Exercise brief: Which lines of the data include the string "title"? List them all.

Element data from apps and pages
# # #

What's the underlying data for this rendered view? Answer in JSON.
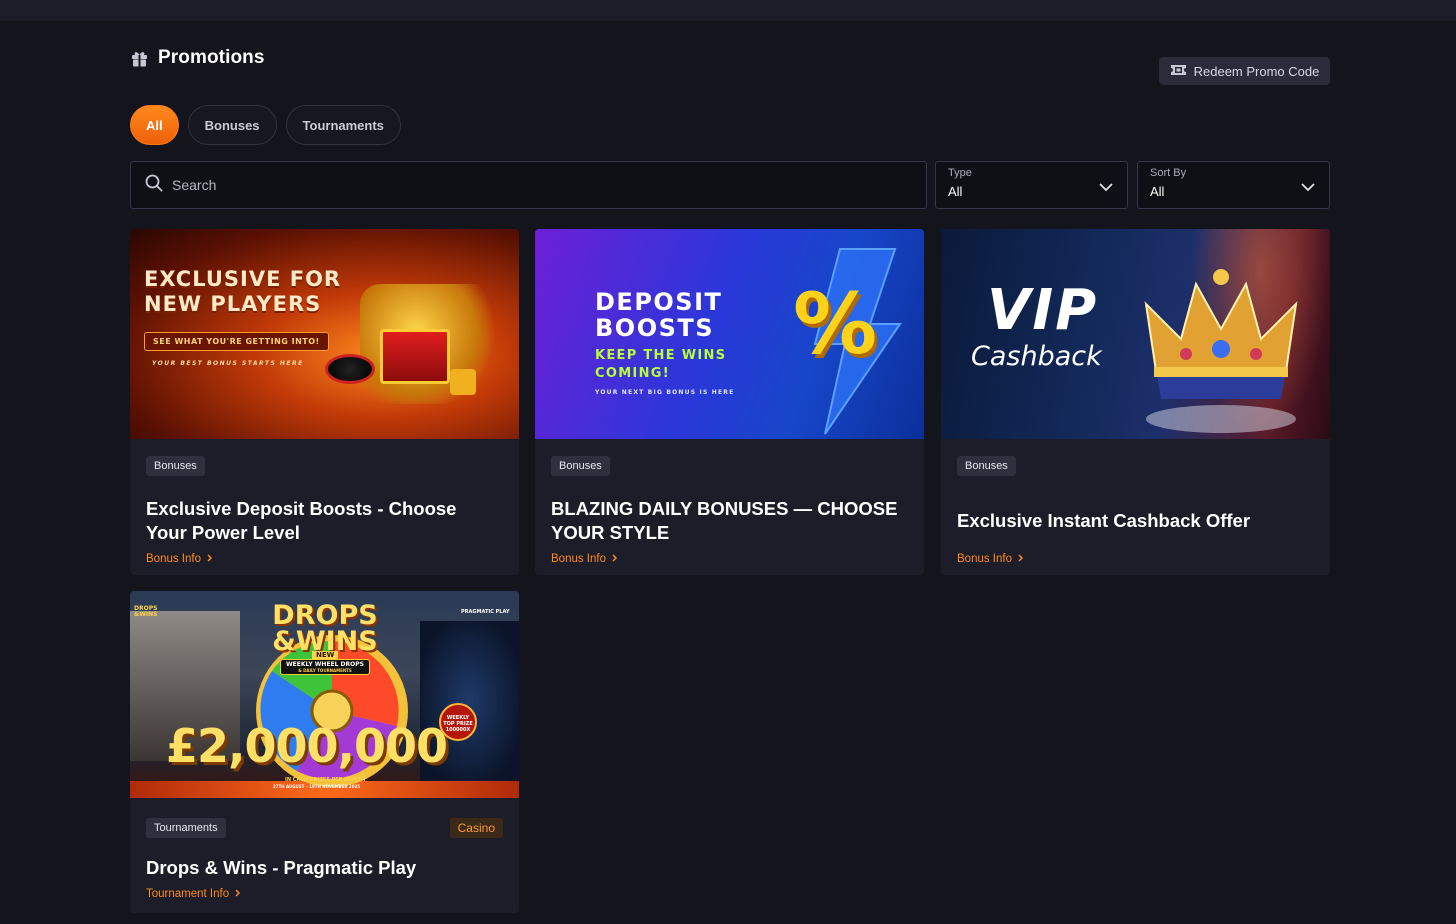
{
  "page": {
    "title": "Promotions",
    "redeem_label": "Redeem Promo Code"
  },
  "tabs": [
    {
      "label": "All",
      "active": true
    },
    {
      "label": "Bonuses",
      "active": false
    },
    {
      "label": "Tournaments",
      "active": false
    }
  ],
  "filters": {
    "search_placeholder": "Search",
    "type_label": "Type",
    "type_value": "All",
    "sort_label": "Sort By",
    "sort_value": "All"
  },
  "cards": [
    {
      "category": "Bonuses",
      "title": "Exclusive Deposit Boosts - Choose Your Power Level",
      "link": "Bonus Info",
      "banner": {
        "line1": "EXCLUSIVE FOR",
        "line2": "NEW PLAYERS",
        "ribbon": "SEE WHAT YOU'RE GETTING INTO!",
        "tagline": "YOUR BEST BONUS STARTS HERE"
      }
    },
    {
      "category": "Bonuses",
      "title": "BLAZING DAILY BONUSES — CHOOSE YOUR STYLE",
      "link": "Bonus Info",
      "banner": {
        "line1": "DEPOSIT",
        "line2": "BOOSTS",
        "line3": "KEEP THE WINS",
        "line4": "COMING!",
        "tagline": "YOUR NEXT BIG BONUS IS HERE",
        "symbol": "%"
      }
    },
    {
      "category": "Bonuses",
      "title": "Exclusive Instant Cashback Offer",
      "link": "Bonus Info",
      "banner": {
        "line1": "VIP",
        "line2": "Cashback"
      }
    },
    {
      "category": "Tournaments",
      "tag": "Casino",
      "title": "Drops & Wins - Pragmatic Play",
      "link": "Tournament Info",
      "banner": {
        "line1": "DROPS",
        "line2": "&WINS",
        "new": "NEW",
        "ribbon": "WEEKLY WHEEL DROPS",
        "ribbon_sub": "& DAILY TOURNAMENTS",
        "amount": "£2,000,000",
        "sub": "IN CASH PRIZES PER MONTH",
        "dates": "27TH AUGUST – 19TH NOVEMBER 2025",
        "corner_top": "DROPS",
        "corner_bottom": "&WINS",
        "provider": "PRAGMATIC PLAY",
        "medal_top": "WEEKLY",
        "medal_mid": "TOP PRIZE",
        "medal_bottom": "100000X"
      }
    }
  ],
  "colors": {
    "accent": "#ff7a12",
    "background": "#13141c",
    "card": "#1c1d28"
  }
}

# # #

Task answer:
    "title": "Promotions",
      "title": "Exclusive Deposit Boosts - Choose Your Power Level",
      "title": "BLAZING DAILY BONUSES — CHOOSE YOUR STYLE",
      "title": "Exclusive Instant Cashback Offer",
      "title": "Drops & Wins - Pragmatic Play",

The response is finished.